A line belongs in the answer only if it contains the word "reubicar"; copy every such line from the listing below.

RECORDS FOR THIS TASK |
|---|

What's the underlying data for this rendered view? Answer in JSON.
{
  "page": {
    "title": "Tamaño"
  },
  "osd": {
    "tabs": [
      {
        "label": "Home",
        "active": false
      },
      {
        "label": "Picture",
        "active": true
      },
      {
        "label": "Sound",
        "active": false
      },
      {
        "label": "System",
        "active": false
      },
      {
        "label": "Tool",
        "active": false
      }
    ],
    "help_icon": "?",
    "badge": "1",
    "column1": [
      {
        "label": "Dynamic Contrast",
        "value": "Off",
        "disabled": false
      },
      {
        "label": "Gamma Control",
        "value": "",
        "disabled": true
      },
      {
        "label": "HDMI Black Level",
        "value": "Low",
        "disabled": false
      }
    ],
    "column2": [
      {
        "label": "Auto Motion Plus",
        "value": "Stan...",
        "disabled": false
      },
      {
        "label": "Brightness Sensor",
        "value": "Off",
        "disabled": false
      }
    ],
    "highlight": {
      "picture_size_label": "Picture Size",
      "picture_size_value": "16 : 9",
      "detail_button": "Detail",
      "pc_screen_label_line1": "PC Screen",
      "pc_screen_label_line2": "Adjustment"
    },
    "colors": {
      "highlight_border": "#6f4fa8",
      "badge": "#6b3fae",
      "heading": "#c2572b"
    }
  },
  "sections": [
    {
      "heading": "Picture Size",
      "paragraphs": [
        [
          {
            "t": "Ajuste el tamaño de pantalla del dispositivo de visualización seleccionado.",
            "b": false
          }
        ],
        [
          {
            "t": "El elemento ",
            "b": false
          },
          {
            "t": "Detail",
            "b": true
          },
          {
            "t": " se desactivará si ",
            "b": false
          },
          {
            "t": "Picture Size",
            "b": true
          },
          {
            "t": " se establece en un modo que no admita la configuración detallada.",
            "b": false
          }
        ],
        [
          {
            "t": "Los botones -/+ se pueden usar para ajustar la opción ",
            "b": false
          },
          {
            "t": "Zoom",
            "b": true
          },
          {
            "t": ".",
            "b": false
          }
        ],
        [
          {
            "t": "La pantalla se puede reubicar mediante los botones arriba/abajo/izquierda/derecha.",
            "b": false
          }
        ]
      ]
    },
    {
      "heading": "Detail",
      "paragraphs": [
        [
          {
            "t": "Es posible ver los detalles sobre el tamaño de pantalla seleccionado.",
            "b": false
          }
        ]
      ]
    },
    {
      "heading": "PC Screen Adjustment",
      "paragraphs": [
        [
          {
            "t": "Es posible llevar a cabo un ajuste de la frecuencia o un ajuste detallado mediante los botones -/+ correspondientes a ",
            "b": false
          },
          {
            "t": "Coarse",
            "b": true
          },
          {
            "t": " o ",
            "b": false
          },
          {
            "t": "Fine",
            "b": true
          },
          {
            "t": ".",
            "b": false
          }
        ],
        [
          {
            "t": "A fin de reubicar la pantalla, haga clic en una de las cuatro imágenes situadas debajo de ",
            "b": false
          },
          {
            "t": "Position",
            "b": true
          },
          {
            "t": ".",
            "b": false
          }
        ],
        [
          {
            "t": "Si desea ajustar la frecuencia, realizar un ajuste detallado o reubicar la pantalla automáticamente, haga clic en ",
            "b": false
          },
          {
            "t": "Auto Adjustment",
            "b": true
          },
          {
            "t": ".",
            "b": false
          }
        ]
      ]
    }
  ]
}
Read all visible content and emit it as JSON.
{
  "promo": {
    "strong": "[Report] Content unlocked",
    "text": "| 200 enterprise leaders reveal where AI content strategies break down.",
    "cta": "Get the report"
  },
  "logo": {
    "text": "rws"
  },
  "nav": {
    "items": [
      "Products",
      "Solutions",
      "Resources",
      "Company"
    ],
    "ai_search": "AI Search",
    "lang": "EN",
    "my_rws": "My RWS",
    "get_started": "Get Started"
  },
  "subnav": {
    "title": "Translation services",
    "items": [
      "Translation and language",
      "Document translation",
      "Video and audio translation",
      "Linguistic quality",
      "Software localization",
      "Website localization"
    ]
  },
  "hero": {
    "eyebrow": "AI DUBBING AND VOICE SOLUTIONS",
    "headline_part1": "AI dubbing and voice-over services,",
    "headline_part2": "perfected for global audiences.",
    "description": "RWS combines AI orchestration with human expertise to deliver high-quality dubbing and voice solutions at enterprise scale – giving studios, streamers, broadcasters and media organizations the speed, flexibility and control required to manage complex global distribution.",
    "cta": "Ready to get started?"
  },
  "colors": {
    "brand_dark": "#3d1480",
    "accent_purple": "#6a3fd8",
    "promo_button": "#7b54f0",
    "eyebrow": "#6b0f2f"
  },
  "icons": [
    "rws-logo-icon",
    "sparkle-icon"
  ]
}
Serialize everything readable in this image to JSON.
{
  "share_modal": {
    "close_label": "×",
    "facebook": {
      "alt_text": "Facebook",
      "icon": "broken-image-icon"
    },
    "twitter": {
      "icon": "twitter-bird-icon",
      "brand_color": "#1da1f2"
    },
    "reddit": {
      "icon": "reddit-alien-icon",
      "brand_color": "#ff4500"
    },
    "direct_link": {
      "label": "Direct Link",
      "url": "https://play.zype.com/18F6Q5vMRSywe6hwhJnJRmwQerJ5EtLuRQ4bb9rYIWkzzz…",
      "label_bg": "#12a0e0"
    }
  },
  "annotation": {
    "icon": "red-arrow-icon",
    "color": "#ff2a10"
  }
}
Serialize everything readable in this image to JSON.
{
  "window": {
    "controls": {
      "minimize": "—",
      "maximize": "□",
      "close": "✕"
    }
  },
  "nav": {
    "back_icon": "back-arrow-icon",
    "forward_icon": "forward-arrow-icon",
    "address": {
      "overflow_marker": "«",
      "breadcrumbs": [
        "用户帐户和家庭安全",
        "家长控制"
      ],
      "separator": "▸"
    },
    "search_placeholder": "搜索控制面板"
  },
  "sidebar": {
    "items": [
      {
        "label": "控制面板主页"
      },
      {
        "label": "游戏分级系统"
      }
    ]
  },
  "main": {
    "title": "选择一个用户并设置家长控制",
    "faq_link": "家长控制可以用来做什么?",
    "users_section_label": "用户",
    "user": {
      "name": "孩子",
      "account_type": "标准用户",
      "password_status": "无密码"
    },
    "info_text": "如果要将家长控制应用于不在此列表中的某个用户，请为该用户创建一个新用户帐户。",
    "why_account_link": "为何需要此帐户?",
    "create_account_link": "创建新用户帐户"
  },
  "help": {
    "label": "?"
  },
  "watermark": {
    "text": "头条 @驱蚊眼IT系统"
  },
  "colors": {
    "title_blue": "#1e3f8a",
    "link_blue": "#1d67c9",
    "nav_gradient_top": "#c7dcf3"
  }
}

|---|

WRITTEN SOLUTION |
            "t": "La pantalla se puede reubicar mediante los botones arriba/abajo/izquierda/derecha.",
            "t": "A fin de reubicar la pantalla, haga clic en una de las cuatro imágenes situadas debajo de ",
            "t": "Si desea ajustar la frecuencia, realizar un ajuste detallado o reubicar la pantalla automáticamente, haga clic en ",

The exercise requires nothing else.